“Much like when you register or book a hotel room, you’ll have to go through a similar process. We are going to have your driver’s license number. We will know who you are. You will have a credit card on file. You’ll agree to a security deposit,” said Joe Levy, Usdan’s chief operating officer.

Security cameras and fencing will be added. In addition, fires won’t be allowed, and there will be no smoking, no alcohol, and no live tree removal, Usdan officials said.

“It will be done tastefully, within keeping with the community,” Usdan attorney John Armentano said.

The plan is to generate $1 million for camp scholarships.

“Our goal is not to blindside anyone. The goal is to create an amenity for this community and if the neighbors have concerns, we have concerns, too.
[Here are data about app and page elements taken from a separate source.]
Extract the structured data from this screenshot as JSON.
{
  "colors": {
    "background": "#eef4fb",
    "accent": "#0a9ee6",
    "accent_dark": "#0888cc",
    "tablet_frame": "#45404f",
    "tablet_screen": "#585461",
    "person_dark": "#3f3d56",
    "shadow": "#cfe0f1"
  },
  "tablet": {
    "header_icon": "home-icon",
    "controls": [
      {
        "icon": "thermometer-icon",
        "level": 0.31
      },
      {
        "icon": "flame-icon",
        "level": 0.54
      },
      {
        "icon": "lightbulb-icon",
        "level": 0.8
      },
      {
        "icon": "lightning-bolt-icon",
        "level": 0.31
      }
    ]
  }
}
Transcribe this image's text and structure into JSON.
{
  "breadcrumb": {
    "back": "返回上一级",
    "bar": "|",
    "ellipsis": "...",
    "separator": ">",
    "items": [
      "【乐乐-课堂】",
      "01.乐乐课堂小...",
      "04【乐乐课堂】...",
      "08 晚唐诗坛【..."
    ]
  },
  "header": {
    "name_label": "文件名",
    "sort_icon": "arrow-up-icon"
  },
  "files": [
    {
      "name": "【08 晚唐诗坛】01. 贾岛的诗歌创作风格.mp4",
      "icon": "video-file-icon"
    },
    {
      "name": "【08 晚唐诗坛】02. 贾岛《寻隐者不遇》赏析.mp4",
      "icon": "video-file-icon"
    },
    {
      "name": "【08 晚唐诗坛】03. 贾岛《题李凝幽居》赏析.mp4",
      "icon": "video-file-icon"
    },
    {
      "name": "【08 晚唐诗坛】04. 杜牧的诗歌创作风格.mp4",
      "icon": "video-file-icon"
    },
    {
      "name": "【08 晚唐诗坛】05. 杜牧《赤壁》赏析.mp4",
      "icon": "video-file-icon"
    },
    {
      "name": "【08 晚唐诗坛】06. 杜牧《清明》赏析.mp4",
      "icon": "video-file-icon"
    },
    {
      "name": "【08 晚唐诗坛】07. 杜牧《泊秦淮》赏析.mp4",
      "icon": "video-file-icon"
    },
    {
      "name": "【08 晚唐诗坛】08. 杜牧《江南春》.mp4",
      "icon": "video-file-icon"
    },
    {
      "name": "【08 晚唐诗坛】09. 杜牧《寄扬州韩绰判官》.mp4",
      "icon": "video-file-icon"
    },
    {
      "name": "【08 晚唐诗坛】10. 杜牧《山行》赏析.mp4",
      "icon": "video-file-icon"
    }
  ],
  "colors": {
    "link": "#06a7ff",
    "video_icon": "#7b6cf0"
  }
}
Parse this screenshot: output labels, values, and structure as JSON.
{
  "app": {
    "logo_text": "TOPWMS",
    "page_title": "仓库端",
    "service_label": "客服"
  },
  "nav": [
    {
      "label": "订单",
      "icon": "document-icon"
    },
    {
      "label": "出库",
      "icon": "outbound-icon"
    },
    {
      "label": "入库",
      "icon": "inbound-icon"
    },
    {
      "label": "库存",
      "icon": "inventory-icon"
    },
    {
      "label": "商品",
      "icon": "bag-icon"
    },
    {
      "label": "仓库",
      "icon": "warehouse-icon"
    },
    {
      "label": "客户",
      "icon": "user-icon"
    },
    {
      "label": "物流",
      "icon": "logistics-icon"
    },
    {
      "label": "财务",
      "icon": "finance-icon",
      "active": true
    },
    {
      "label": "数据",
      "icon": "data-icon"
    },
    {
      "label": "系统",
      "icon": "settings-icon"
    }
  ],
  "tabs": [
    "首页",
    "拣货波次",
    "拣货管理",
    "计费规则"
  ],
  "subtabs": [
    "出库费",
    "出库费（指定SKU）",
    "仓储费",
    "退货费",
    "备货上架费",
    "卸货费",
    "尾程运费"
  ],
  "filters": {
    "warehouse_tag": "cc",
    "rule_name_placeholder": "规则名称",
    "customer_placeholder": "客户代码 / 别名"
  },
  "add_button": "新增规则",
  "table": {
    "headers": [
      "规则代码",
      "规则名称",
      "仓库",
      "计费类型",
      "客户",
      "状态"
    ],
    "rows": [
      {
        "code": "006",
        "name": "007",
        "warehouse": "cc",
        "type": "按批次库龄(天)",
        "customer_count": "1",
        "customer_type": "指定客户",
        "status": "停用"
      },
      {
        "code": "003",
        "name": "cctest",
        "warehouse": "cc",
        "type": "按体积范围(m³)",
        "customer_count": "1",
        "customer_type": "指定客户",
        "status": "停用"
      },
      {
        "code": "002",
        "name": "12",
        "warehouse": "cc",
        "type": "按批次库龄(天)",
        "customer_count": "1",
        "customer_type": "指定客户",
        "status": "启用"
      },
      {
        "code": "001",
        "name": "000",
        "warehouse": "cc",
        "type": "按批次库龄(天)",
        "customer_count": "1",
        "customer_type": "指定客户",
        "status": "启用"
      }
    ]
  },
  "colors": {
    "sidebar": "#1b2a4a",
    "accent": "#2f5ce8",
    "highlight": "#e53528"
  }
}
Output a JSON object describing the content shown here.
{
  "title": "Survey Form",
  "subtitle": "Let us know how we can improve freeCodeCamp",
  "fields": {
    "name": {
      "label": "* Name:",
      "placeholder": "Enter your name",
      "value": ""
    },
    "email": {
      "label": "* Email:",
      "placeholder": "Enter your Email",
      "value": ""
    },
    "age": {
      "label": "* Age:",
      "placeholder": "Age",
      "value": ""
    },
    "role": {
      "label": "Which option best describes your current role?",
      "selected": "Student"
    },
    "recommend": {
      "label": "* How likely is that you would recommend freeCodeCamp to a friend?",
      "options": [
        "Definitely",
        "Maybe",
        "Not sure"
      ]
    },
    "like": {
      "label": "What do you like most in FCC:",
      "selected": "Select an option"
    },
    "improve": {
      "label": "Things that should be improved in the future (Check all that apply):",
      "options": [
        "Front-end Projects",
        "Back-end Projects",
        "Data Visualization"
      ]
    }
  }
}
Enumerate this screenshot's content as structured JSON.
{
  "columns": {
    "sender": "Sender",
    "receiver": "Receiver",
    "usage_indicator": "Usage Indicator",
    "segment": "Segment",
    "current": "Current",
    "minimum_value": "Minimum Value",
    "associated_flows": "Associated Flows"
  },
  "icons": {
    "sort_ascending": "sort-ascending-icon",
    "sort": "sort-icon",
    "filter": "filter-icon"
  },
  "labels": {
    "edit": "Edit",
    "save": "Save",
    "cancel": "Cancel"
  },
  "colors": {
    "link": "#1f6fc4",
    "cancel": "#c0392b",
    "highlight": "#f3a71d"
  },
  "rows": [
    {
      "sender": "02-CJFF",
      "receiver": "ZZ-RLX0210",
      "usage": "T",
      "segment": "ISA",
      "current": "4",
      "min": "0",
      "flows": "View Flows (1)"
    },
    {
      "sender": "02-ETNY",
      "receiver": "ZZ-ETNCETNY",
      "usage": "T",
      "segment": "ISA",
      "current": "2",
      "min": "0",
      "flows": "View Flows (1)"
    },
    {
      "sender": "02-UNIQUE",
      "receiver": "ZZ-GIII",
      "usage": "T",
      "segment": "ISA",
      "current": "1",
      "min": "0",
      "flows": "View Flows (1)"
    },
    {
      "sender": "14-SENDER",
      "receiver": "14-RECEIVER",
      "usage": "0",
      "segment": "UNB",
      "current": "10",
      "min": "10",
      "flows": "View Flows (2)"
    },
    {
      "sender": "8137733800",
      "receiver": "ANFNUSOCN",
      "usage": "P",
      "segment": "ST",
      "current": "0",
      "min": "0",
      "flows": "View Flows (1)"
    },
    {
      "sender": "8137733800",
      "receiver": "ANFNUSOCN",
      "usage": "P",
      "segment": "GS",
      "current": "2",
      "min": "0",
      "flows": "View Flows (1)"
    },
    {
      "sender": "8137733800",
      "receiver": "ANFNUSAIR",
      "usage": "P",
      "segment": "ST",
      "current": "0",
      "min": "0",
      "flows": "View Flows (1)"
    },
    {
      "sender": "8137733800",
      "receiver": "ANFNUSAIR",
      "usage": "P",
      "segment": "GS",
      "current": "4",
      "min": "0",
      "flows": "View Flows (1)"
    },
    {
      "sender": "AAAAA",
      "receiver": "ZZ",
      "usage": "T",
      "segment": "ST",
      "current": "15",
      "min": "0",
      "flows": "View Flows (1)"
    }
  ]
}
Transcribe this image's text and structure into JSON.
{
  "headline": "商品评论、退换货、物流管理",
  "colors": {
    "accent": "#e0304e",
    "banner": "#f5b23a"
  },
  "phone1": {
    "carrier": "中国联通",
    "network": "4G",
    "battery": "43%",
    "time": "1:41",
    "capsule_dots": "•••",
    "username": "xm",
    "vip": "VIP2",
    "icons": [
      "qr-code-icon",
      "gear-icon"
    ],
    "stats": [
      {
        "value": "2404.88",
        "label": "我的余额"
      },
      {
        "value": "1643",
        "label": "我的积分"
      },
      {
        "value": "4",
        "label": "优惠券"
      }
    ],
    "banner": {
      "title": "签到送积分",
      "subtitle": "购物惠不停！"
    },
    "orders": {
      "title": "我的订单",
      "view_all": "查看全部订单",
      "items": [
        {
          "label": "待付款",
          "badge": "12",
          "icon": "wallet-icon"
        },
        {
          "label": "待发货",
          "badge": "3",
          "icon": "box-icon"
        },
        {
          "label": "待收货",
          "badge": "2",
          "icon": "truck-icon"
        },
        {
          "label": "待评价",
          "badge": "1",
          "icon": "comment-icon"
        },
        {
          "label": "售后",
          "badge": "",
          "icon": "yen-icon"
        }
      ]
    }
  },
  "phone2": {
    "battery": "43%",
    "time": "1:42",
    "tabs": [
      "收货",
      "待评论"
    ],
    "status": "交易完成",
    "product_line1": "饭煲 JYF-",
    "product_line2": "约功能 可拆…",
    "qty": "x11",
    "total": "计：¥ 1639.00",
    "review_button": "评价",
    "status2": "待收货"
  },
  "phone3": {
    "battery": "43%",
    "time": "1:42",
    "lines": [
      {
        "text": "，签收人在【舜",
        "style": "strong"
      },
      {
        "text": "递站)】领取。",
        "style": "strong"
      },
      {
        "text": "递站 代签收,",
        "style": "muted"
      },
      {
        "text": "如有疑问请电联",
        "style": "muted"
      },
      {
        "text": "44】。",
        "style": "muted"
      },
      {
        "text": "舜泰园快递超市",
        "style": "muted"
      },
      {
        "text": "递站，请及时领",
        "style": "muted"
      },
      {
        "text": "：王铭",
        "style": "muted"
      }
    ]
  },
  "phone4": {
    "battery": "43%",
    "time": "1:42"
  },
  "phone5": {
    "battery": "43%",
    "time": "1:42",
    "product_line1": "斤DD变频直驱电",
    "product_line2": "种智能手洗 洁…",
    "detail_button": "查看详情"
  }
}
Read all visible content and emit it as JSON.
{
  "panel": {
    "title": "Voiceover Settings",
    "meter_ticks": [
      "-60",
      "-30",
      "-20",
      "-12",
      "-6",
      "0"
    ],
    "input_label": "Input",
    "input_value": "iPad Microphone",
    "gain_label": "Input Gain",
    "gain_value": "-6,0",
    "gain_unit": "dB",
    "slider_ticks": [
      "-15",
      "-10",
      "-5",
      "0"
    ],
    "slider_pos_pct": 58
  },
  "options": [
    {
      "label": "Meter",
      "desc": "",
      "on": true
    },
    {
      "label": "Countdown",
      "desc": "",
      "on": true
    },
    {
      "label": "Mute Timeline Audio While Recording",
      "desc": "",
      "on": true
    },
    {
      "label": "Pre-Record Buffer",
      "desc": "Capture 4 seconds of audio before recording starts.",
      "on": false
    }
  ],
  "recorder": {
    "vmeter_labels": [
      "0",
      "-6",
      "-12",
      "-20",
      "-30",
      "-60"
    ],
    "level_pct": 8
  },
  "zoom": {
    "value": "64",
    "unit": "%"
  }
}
So we want to address them together,” Usdan executive director Lauren Brandt Schloss said.

The town of Huntington now allows glamping to preserve open space.

Residents in opposition plan to pack a zoning hearing on April 7. Usdan representatives say they welcome it and have had a one-on-one dialogues with any neighbor with concerns.

from:www.cbsnews.com

published 2022-04-13 18:15:07